### AIM OF THE EXERCISE
Please copy out each line of the entries in which "drawing" appears.

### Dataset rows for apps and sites
──────────────────────────────

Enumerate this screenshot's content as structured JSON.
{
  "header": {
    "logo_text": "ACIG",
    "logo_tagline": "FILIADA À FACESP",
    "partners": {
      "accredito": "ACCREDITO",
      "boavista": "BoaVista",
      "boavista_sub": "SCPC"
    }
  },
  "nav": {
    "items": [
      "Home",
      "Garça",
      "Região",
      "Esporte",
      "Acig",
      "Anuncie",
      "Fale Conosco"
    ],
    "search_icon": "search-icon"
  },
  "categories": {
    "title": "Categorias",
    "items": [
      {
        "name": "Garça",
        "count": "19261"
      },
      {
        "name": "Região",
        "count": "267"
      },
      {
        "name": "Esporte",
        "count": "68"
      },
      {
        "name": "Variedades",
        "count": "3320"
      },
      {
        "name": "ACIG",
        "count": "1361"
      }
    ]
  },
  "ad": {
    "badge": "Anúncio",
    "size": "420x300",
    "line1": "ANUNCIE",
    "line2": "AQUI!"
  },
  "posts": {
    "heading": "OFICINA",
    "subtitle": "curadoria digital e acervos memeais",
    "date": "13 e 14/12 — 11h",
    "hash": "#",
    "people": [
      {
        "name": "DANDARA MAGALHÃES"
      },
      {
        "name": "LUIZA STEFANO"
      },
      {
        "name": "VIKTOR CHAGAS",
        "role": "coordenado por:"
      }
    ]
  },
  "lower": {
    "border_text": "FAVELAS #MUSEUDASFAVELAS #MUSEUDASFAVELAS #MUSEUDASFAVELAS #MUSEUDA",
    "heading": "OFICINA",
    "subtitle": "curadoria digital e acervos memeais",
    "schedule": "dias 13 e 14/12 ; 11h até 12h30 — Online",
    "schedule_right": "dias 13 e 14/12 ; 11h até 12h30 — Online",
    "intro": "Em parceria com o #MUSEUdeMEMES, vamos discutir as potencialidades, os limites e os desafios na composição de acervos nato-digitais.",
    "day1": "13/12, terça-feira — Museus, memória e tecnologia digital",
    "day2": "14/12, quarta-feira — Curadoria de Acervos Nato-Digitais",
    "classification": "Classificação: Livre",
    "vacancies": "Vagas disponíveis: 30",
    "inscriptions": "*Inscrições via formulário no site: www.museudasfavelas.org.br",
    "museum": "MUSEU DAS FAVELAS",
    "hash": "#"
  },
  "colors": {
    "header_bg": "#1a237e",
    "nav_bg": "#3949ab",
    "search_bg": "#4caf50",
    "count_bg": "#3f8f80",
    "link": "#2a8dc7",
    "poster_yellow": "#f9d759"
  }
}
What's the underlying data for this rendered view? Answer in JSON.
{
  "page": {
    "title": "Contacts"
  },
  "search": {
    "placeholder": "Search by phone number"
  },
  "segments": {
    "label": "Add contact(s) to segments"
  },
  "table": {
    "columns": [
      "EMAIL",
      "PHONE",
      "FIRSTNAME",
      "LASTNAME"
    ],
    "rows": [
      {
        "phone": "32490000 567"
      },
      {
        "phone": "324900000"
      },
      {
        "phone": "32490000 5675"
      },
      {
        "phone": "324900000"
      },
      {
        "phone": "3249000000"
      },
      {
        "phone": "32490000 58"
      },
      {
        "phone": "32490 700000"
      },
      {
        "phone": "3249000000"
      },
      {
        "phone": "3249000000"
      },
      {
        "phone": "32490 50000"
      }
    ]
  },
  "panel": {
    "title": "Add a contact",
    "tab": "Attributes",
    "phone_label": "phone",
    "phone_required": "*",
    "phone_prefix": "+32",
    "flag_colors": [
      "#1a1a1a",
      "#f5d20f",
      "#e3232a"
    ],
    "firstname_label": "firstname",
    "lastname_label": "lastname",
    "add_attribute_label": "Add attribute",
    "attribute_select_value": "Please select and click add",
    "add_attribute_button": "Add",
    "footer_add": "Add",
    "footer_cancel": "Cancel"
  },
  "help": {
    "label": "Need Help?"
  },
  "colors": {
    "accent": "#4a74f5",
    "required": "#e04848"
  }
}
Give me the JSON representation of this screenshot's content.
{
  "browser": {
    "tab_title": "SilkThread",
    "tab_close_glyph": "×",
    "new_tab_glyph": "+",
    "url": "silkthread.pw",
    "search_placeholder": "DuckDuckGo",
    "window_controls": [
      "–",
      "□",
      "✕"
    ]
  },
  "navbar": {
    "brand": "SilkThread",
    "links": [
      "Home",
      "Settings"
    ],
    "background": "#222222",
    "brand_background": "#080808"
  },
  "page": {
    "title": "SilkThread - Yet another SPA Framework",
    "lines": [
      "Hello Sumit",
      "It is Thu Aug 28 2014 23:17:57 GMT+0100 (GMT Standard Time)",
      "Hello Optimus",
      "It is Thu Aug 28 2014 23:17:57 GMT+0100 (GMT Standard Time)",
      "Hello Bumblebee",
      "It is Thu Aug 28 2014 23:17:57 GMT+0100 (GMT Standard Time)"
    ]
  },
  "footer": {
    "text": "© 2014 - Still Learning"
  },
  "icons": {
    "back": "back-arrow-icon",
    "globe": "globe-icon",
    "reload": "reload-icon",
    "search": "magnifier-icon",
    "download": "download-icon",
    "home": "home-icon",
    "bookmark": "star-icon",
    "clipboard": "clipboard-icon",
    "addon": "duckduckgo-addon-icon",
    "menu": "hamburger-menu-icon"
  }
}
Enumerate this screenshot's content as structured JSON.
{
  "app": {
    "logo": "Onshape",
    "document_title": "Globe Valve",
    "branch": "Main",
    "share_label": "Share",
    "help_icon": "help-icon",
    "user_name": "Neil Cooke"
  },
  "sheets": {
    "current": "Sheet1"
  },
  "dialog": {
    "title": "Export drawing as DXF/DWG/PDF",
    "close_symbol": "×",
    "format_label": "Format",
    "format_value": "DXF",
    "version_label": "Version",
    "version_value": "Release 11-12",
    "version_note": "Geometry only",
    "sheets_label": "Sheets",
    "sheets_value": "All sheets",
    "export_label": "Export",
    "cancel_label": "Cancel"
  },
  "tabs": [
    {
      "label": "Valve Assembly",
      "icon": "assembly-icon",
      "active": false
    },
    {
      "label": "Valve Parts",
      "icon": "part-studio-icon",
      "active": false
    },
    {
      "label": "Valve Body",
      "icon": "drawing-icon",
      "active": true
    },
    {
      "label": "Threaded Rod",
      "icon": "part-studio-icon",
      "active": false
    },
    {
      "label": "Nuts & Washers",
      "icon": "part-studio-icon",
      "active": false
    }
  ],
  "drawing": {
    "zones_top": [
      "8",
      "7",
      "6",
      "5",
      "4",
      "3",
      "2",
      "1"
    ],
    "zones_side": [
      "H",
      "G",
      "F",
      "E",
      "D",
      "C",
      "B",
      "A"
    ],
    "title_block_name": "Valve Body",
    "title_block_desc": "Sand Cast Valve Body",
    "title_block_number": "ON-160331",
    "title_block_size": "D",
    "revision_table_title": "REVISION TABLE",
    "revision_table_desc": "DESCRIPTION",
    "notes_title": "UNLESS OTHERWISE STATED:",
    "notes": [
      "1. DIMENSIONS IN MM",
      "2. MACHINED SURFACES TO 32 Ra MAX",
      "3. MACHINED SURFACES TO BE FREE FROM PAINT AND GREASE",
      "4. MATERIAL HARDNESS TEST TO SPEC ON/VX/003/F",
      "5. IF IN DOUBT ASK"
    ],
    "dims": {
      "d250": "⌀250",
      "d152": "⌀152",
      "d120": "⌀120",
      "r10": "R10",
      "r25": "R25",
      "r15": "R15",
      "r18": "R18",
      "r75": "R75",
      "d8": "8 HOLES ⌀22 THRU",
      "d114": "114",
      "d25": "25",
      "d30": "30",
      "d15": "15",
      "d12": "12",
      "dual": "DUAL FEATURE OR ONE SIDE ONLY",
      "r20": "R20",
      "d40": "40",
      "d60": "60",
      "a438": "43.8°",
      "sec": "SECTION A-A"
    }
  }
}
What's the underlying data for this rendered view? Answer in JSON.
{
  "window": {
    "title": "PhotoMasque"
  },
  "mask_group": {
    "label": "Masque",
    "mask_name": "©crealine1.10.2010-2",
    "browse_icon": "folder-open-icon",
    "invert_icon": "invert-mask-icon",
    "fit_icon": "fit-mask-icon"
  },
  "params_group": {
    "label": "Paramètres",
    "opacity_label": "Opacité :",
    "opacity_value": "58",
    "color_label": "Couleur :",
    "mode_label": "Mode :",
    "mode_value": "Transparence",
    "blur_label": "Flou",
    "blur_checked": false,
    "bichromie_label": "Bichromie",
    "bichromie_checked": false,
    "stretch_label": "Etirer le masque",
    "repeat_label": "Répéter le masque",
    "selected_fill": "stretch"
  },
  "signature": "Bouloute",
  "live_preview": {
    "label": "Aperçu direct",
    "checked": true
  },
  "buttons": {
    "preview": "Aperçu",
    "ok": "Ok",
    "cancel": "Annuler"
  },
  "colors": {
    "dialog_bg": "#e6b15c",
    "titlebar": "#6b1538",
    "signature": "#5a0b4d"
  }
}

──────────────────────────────

### ANSWER TO THE EXERCISE
    "title": "Export drawing as DXF/DWG/PDF",
      "icon": "drawing-icon",
  "drawing": {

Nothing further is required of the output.